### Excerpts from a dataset
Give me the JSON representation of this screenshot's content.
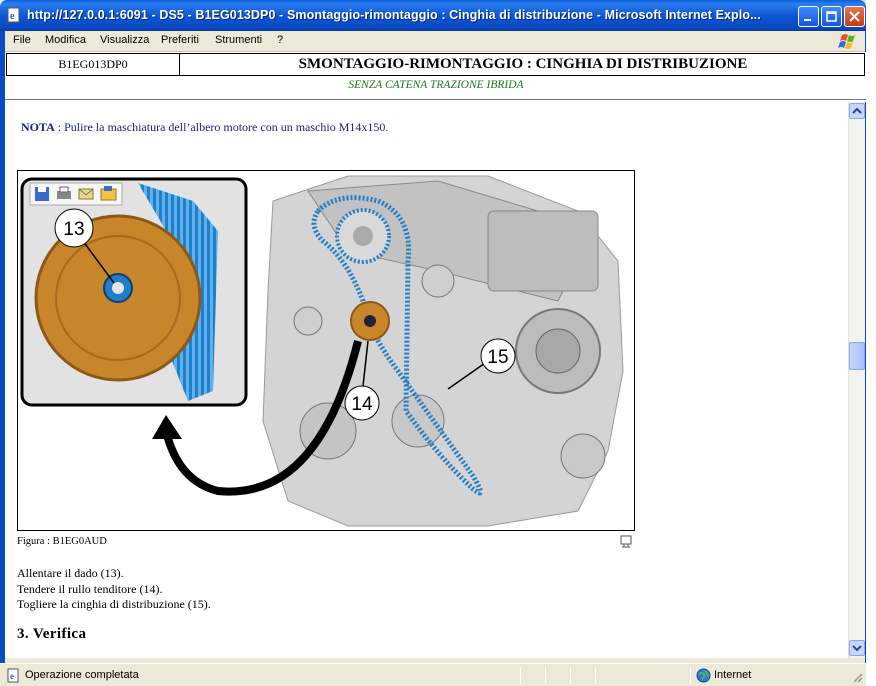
{
  "window": {
    "title": "http://127.0.0.1:6091 - DS5 - B1EG013DP0 - Smontaggio-rimontaggio : Cinghia di distribuzione - Microsoft Internet Explo..."
  },
  "menu": [
    "File",
    "Modifica",
    "Visualizza",
    "Preferiti",
    "Strumenti",
    "?"
  ],
  "header": {
    "code": "B1EG013DP0",
    "title": "SMONTAGGIO-RIMONTAGGIO : CINGHIA DI DISTRIBUZIONE",
    "subtitle": "SENZA CATENA TRAZIONE IBRIDA"
  },
  "nota": {
    "label": "NOTA",
    "text": " : Pulire la maschiatura dell’albero motore con un maschio M14x150."
  },
  "figure": {
    "callouts": [
      "13",
      "14",
      "15"
    ],
    "caption": "Figura : B1EG0AUD"
  },
  "instructions": [
    "Allentare il dado (13).",
    "Tendere il rullo tenditore (14).",
    "Togliere la cinghia di distribuzione (15)."
  ],
  "section": "3. Verifica",
  "status": {
    "message": "Operazione completata",
    "zone": "Internet"
  },
  "colors": {
    "titlebar": "#0d56d6",
    "subtitle": "#177a17",
    "nota": "#1a1a8c",
    "belt": "#1f7fc8",
    "pulley": "#c9852a"
  }
}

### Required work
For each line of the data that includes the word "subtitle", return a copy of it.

### Result of the task
    "subtitle": "SENZA CATENA TRAZIONE IBRIDA"
    "subtitle": "#177a17",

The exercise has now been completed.